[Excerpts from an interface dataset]
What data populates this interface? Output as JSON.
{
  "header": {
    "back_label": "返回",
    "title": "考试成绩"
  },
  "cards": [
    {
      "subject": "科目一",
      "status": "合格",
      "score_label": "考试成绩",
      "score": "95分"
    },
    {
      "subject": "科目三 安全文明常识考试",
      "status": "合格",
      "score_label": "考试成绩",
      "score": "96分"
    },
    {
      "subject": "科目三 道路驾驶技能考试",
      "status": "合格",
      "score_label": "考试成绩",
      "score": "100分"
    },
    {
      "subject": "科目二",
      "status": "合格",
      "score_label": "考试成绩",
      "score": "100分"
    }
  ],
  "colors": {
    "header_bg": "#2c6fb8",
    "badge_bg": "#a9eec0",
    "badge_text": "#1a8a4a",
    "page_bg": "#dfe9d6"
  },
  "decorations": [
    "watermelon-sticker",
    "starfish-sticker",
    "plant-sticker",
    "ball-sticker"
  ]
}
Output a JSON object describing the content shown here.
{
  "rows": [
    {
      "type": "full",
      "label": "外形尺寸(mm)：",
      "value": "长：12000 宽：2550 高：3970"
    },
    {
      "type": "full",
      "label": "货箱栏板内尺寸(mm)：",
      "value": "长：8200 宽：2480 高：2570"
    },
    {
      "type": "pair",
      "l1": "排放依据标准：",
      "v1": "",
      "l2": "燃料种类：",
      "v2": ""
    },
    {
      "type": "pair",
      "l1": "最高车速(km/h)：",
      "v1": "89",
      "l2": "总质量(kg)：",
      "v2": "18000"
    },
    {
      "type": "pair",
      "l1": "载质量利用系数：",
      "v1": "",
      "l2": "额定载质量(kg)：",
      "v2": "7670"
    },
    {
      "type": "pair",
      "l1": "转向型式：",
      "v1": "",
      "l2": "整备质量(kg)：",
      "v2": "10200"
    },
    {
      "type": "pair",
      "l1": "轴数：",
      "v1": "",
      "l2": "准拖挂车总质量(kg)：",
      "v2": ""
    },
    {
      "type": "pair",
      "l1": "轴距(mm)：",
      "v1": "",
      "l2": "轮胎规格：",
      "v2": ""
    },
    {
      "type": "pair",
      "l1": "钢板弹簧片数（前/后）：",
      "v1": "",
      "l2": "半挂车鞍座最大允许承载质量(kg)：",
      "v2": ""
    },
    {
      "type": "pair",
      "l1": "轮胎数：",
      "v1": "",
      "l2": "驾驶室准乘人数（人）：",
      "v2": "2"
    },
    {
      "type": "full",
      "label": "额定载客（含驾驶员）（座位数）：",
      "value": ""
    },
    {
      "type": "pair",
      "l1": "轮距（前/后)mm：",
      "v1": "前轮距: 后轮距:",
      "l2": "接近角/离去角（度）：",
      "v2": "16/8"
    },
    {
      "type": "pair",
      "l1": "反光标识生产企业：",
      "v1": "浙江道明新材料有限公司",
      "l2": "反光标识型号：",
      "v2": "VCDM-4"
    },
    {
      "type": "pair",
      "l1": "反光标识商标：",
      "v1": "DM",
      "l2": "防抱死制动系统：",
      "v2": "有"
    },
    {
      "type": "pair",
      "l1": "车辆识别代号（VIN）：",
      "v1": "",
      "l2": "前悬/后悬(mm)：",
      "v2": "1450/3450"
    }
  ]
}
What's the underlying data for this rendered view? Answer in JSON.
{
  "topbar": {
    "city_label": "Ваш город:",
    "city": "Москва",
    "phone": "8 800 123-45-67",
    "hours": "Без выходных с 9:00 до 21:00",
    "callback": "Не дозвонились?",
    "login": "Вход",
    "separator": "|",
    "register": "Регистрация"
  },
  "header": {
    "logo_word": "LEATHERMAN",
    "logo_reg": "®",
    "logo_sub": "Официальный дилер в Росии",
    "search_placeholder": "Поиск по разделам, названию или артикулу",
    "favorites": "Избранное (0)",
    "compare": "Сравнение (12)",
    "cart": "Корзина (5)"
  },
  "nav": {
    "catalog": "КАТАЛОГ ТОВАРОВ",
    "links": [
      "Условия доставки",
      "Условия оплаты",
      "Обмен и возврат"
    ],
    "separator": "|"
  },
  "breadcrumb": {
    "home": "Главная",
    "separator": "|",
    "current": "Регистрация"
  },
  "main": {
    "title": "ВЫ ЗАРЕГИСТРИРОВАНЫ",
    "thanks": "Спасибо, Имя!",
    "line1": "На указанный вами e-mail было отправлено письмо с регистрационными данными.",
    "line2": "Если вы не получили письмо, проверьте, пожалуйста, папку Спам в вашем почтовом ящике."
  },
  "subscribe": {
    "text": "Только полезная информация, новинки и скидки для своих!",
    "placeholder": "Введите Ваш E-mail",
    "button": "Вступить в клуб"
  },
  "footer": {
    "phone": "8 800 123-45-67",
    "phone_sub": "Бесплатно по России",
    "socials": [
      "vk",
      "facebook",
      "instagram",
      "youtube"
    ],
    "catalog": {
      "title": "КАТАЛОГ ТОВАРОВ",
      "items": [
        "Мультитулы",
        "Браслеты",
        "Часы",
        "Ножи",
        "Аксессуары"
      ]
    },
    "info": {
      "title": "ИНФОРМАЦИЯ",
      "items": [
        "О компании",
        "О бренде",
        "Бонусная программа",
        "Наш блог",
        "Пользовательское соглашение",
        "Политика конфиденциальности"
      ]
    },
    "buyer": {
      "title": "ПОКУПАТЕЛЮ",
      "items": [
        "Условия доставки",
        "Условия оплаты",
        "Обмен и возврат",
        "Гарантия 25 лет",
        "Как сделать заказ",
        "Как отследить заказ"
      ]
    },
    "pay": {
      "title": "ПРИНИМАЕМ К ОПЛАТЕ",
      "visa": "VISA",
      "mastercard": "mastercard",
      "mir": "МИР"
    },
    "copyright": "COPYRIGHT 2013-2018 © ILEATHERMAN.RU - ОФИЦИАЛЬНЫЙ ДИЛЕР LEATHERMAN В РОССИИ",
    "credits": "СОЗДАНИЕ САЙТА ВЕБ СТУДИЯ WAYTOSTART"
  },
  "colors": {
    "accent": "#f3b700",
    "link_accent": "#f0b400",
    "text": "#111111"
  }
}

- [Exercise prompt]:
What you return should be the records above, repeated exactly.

- [Task response]:
What data populates this interface? Output as JSON.
{
  "header": {
    "back_label": "返回",
    "title": "考试成绩"
  },
  "cards": [
    {
      "subject": "科目一",
      "status": "合格",
      "score_label": "考试成绩",
      "score": "95分"
    },
    {
      "subject": "科目三 安全文明常识考试",
      "status": "合格",
      "score_label": "考试成绩",
      "score": "96分"
    },
    {
      "subject": "科目三 道路驾驶技能考试",
      "status": "合格",
      "score_label": "考试成绩",
      "score": "100分"
    },
    {
      "subject": "科目二",
      "status": "合格",
      "score_label": "考试成绩",
      "score": "100分"
    }
  ],
  "colors": {
    "header_bg": "#2c6fb8",
    "badge_bg": "#a9eec0",
    "badge_text": "#1a8a4a",
    "page_bg": "#dfe9d6"
  },
  "decorations": [
    "watermelon-sticker",
    "starfish-sticker",
    "plant-sticker",
    "ball-sticker"
  ]
}
Output a JSON object describing the content shown here.
{
  "rows": [
    {
      "type": "full",
      "label": "外形尺寸(mm)：",
      "value": "长：12000 宽：2550 高：3970"
    },
    {
      "type": "full",
      "label": "货箱栏板内尺寸(mm)：",
      "value": "长：8200 宽：2480 高：2570"
    },
    {
      "type": "pair",
      "l1": "排放依据标准：",
      "v1": "",
      "l2": "燃料种类：",
      "v2": ""
    },
    {
      "type": "pair",
      "l1": "最高车速(km/h)：",
      "v1": "89",
      "l2": "总质量(kg)：",
      "v2": "18000"
    },
    {
      "type": "pair",
      "l1": "载质量利用系数：",
      "v1": "",
      "l2": "额定载质量(kg)：",
      "v2": "7670"
    },
    {
      "type": "pair",
      "l1": "转向型式：",
      "v1": "",
      "l2": "整备质量(kg)：",
      "v2": "10200"
    },
    {
      "type": "pair",
      "l1": "轴数：",
      "v1": "",
      "l2": "准拖挂车总质量(kg)：",
      "v2": ""
    },
    {
      "type": "pair",
      "l1": "轴距(mm)：",
      "v1": "",
      "l2": "轮胎规格：",
      "v2": ""
    },
    {
      "type": "pair",
      "l1": "钢板弹簧片数（前/后）：",
      "v1": "",
      "l2": "半挂车鞍座最大允许承载质量(kg)：",
      "v2": ""
    },
    {
      "type": "pair",
      "l1": "轮胎数：",
      "v1": "",
      "l2": "驾驶室准乘人数（人）：",
      "v2": "2"
    },
    {
      "type": "full",
      "label": "额定载客（含驾驶员）（座位数）：",
      "value": ""
    },
    {
      "type": "pair",
      "l1": "轮距（前/后)mm：",
      "v1": "前轮距: 后轮距:",
      "l2": "接近角/离去角（度）：",
      "v2": "16/8"
    },
    {
      "type": "pair",
      "l1": "反光标识生产企业：",
      "v1": "浙江道明新材料有限公司",
      "l2": "反光标识型号：",
      "v2": "VCDM-4"
    },
    {
      "type": "pair",
      "l1": "反光标识商标：",
      "v1": "DM",
      "l2": "防抱死制动系统：",
      "v2": "有"
    },
    {
      "type": "pair",
      "l1": "车辆识别代号（VIN）：",
      "v1": "",
      "l2": "前悬/后悬(mm)：",
      "v2": "1450/3450"
    }
  ]
}
What's the underlying data for this rendered view? Answer in JSON.
{
  "topbar": {
    "city_label": "Ваш город:",
    "city": "Москва",
    "phone": "8 800 123-45-67",
    "hours": "Без выходных с 9:00 до 21:00",
    "callback": "Не дозвонились?",
    "login": "Вход",
    "separator": "|",
    "register": "Регистрация"
  },
  "header": {
    "logo_word": "LEATHERMAN",
    "logo_reg": "®",
    "logo_sub": "Официальный дилер в Росии",
    "search_placeholder": "Поиск по разделам, названию или артикулу",
    "favorites": "Избранное (0)",
    "compare": "Сравнение (12)",
    "cart": "Корзина (5)"
  },
  "nav": {
    "catalog": "КАТАЛОГ ТОВАРОВ",
    "links": [
      "Условия доставки",
      "Условия оплаты",
      "Обмен и возврат"
    ],
    "separator": "|"
  },
  "breadcrumb": {
    "home": "Главная",
    "separator": "|",
    "current": "Регистрация"
  },
  "main": {
    "title": "ВЫ ЗАРЕГИСТРИРОВАНЫ",
    "thanks": "Спасибо, Имя!",
    "line1": "На указанный вами e-mail было отправлено письмо с регистрационными данными.",
    "line2": "Если вы не получили письмо, проверьте, пожалуйста, папку Спам в вашем почтовом ящике."
  },
  "subscribe": {
    "text": "Только полезная информация, новинки и скидки для своих!",
    "placeholder": "Введите Ваш E-mail",
    "button": "Вступить в клуб"
  },
  "footer": {
    "phone": "8 800 123-45-67",
    "phone_sub": "Бесплатно по России",
    "socials": [
      "vk",
      "facebook",
      "instagram",
      "youtube"
    ],
    "catalog": {
      "title": "КАТАЛОГ ТОВАРОВ",
      "items": [
        "Мультитулы",
        "Браслеты",
        "Часы",
        "Ножи",
        "Аксессуары"
      ]
    },
    "info": {
      "title": "ИНФОРМАЦИЯ",
      "items": [
        "О компании",
        "О бренде",
        "Бонусная программа",
        "Наш блог",
        "Пользовательское соглашение",
        "Политика конфиденциальности"
      ]
    },
    "buyer": {
      "title": "ПОКУПАТЕЛЮ",
      "items": [
        "Условия доставки",
        "Условия оплаты",
        "Обмен и возврат",
        "Гарантия 25 лет",
        "Как сделать заказ",
        "Как отследить заказ"
      ]
    },
    "pay": {
      "title": "ПРИНИМАЕМ К ОПЛАТЕ",
      "visa": "VISA",
      "mastercard": "mastercard",
      "mir": "МИР"
    },
    "copyright": "COPYRIGHT 2013-2018 © ILEATHERMAN.RU - ОФИЦИАЛЬНЫЙ ДИЛЕР LEATHERMAN В РОССИИ",
    "credits": "СОЗДАНИЕ САЙТА ВЕБ СТУДИЯ WAYTOSTART"
  },
  "colors": {
    "accent": "#f3b700",
    "link_accent": "#f0b400",
    "text": "#111111"
  }
}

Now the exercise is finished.